Data about app and page elements >>
┌────────

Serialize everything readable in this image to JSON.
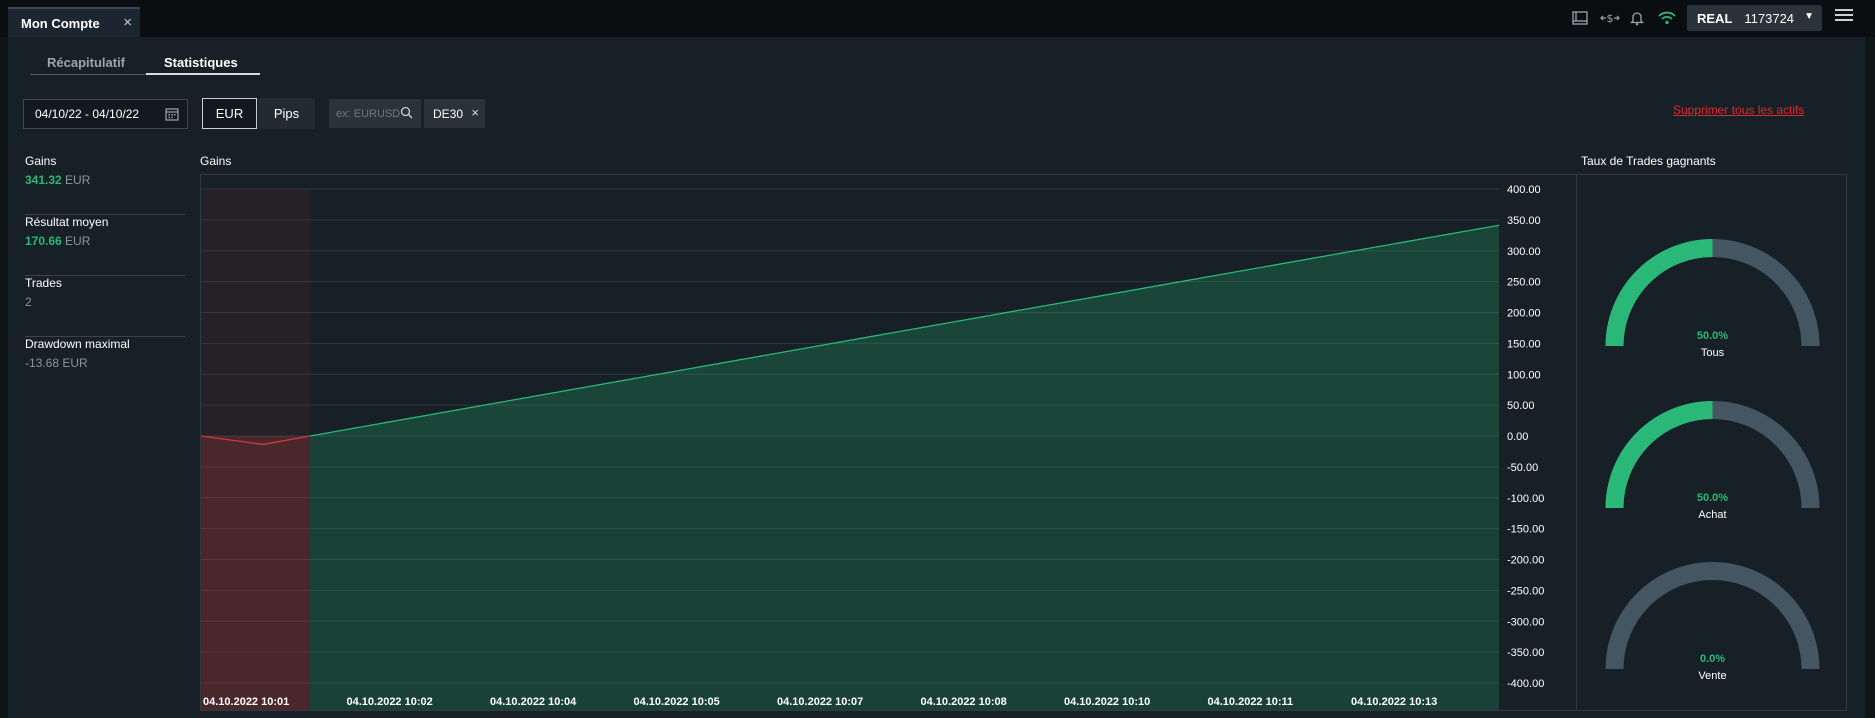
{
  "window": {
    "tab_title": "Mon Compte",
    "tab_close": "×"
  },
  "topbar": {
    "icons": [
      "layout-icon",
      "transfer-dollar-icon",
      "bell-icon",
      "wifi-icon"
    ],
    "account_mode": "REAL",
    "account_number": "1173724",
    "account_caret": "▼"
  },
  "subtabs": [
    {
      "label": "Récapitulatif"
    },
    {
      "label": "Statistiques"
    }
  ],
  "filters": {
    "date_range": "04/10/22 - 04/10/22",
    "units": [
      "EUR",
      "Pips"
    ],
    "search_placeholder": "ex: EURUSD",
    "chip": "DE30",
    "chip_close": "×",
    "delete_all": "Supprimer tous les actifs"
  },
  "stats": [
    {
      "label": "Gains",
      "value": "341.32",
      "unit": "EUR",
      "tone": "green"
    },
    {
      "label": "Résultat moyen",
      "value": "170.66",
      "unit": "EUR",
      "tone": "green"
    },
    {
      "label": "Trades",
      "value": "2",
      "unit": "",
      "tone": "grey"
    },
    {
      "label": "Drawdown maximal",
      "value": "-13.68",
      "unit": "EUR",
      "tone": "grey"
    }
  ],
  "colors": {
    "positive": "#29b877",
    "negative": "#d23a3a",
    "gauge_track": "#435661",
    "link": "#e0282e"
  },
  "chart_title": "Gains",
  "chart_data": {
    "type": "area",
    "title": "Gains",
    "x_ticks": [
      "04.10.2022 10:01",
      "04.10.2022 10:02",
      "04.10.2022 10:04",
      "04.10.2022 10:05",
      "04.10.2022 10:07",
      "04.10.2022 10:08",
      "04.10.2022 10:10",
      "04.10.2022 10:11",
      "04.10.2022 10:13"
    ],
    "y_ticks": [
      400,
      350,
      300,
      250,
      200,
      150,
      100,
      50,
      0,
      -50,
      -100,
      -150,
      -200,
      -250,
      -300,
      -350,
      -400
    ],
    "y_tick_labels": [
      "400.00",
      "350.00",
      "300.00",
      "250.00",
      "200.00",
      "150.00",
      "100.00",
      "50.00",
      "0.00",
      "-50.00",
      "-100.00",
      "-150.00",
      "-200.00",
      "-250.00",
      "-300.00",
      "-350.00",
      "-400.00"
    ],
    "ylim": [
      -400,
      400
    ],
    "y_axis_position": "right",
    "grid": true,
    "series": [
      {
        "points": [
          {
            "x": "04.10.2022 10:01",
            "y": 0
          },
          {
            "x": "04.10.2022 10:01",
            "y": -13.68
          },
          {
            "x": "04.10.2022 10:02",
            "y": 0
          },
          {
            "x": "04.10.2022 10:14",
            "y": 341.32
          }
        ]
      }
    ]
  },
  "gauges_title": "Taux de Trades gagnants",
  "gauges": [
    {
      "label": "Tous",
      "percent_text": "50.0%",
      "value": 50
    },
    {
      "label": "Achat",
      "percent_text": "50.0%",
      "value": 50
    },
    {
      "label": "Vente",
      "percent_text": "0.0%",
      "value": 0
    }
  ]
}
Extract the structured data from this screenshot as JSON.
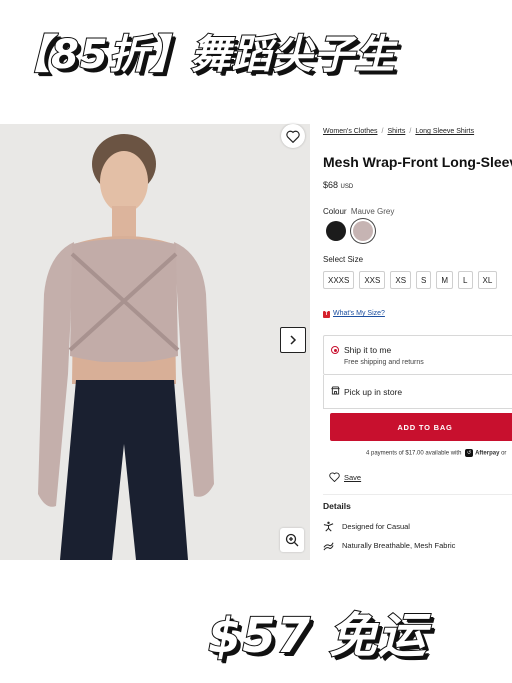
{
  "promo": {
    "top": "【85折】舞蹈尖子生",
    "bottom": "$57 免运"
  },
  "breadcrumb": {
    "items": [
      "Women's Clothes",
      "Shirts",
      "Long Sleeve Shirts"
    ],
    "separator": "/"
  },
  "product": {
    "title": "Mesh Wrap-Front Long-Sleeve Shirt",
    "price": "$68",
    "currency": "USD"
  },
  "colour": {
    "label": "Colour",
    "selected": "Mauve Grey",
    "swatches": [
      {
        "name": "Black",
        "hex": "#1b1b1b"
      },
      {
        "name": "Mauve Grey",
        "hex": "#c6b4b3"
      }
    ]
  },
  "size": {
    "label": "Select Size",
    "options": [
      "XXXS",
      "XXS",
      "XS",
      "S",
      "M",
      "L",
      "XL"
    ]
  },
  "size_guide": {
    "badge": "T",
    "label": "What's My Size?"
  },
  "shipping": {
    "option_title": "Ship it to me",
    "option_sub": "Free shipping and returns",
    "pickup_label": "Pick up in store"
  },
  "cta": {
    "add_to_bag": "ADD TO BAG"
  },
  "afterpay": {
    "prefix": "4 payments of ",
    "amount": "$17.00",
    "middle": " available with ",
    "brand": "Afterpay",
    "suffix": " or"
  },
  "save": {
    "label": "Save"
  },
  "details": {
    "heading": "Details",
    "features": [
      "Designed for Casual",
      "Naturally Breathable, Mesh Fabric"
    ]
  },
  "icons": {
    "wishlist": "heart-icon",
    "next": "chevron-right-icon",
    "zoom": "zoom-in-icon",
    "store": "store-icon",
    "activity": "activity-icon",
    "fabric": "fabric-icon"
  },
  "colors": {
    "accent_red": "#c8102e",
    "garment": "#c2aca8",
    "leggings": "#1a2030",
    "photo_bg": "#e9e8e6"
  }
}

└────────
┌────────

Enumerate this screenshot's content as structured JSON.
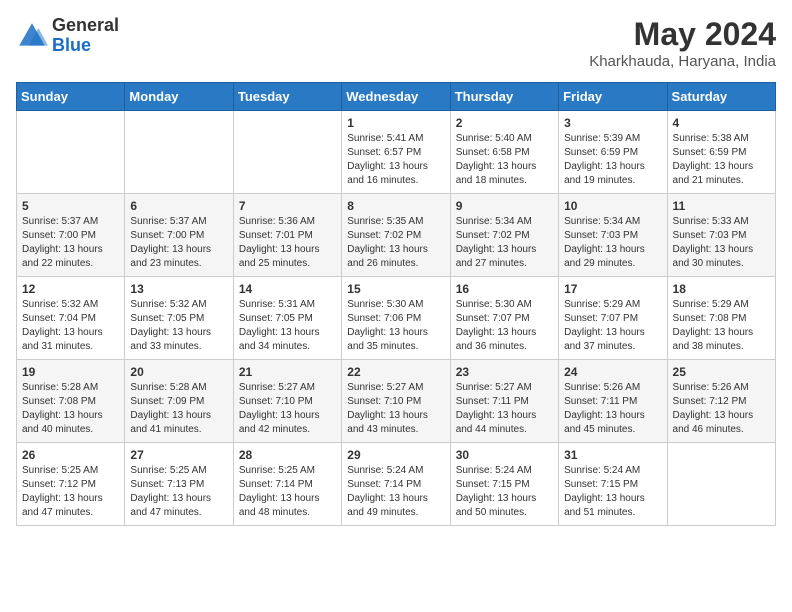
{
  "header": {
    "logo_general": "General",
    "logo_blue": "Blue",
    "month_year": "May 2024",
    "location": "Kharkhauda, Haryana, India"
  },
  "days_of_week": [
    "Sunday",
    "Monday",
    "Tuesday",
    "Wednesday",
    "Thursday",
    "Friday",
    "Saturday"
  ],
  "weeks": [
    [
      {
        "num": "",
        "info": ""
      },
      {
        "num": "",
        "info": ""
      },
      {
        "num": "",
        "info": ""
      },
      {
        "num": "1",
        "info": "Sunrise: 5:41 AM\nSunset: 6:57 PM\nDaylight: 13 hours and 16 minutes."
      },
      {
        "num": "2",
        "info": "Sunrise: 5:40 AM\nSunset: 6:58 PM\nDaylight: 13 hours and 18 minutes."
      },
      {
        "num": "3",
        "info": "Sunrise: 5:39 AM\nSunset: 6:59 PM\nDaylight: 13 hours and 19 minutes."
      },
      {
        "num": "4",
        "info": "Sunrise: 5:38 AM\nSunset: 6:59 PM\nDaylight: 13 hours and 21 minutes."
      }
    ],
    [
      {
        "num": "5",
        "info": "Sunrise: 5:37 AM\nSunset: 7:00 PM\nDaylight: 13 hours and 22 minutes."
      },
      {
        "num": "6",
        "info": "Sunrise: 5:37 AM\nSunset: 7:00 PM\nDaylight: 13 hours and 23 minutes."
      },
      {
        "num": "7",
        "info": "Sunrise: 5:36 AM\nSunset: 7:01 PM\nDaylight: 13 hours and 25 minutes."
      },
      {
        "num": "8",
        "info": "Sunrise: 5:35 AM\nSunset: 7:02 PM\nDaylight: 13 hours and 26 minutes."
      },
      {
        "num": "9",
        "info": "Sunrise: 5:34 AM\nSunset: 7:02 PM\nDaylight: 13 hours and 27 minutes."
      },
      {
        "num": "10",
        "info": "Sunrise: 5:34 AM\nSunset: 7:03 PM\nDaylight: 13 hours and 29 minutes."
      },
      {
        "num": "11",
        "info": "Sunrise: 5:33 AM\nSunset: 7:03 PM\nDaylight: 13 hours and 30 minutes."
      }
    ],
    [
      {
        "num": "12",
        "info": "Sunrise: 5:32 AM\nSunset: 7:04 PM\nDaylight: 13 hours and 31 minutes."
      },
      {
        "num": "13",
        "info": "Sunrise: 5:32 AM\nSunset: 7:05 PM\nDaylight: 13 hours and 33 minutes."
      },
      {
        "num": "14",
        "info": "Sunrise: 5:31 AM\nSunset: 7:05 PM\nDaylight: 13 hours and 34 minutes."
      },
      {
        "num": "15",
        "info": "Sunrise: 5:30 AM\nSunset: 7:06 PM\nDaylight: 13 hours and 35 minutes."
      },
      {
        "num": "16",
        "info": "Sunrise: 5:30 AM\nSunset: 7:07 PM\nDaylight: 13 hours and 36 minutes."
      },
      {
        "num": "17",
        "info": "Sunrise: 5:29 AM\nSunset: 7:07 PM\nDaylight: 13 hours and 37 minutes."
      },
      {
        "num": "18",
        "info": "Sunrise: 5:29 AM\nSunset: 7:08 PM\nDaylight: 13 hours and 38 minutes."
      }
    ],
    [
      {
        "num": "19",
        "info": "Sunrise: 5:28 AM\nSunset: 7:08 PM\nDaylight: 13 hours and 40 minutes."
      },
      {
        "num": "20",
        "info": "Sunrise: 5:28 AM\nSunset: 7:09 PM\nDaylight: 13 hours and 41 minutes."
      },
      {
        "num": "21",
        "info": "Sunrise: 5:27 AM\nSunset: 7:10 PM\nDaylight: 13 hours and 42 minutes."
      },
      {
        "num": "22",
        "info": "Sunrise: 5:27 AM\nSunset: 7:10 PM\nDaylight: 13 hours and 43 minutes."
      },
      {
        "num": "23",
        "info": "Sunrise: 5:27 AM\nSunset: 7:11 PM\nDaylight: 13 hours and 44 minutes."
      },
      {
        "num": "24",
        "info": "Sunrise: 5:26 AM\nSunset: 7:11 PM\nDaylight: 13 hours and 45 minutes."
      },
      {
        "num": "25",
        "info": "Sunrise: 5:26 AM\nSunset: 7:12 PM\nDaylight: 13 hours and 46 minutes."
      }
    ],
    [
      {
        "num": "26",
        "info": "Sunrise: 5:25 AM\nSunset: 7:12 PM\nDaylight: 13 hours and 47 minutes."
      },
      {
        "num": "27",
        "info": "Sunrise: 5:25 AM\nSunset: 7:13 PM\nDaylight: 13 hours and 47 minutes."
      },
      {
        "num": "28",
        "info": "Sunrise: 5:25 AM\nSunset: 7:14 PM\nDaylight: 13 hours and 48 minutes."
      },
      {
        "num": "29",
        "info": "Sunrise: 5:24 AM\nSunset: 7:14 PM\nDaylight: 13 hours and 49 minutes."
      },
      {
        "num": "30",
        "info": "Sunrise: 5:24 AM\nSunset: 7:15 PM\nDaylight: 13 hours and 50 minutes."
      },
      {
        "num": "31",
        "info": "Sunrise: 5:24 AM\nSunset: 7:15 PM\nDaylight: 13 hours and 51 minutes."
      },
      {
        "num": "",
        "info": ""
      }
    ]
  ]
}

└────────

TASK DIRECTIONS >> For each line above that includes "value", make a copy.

EXPECTED OUTPUT >>
      "value": "341.32",
      "value": "170.66",
      "value": "2",
      "value": "-13.68",
      "value": 50
      "value": 50
      "value": 0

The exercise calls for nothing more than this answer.